Cyclone-ravaged Myanmar refusing foreign aid, earthquake stricken China welcoming it
May 14, 2008
A cyclone in Myanmar and a massive earthquake in China have killed tens of thousands and left millions homeless, hungry and stranded. Massive international efforts to send food, medicine and aid workers are quickly finding their way to the nations, but, while China is accepting the help with open arms, the ruling military authorities in Myanmar are refusing almost all outside assistance. A University of Minnesota foreign policy and aid expert who can discuss the two different situations is:
J. Brian Atwood, dean of the Humphrey Institute of Public Affairs
Atwood has extensive experience in the fields of foreign policy and aid and can explain why humanitarian efforts to Myanmar are facing such stiff roadblocks compared to Chinas. He can also give first-hand insight into the logistical and diplomatic process of coordinating aid work.
Before serving as dean, Atwood served for six years as Administrator of the U.S. Agency for International Development (USAID) during the administration of President Bill Clinton. He has led presidential delegations to Haiti, El Salvador and East Africa and was a special presidential envoy to Eastern Zaire during the exodus of refugees caused by the Rwandan genocide. He was the first American official to meet with Israeli prime minister Yitzhak Rabin, foreign minister Peres and chairman of the Palestinian Authority, Yasir Arafat, after Arafats return to Gaza and the West Bank in 1994.

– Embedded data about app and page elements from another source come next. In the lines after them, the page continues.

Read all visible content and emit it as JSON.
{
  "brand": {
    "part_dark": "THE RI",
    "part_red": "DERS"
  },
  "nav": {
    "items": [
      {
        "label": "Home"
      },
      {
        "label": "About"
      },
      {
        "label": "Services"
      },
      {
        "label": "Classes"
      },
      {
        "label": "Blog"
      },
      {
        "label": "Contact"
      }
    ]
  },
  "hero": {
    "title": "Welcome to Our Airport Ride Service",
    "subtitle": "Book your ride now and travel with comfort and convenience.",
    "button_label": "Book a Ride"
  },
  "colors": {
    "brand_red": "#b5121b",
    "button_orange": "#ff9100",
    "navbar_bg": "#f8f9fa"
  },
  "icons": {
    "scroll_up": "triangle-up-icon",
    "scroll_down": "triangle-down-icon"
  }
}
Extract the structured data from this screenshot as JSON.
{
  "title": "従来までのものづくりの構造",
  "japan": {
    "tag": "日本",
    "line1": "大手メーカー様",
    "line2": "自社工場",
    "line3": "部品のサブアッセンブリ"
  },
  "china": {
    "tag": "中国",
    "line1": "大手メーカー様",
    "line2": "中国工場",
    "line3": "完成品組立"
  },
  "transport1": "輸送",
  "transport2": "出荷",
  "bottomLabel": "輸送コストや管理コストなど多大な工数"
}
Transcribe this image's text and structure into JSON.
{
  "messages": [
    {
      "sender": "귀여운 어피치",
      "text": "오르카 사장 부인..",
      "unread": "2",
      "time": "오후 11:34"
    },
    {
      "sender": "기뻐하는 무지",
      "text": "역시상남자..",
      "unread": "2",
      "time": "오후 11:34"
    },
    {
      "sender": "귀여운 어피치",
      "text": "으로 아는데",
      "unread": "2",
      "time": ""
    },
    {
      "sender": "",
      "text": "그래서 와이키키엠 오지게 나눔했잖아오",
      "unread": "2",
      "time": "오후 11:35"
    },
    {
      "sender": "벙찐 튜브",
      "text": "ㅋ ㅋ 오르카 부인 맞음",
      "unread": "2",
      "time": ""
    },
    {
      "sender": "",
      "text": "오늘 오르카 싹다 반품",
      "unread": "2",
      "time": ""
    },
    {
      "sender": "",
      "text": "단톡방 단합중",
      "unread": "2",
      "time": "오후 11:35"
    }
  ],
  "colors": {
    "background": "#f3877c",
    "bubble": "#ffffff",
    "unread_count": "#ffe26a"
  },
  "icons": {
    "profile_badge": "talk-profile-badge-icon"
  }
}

During the Kosovo Crisis he was President Clintons humanitarian relief coordinator.
To interview this expert, contact the University News Service, (612) 624-5551.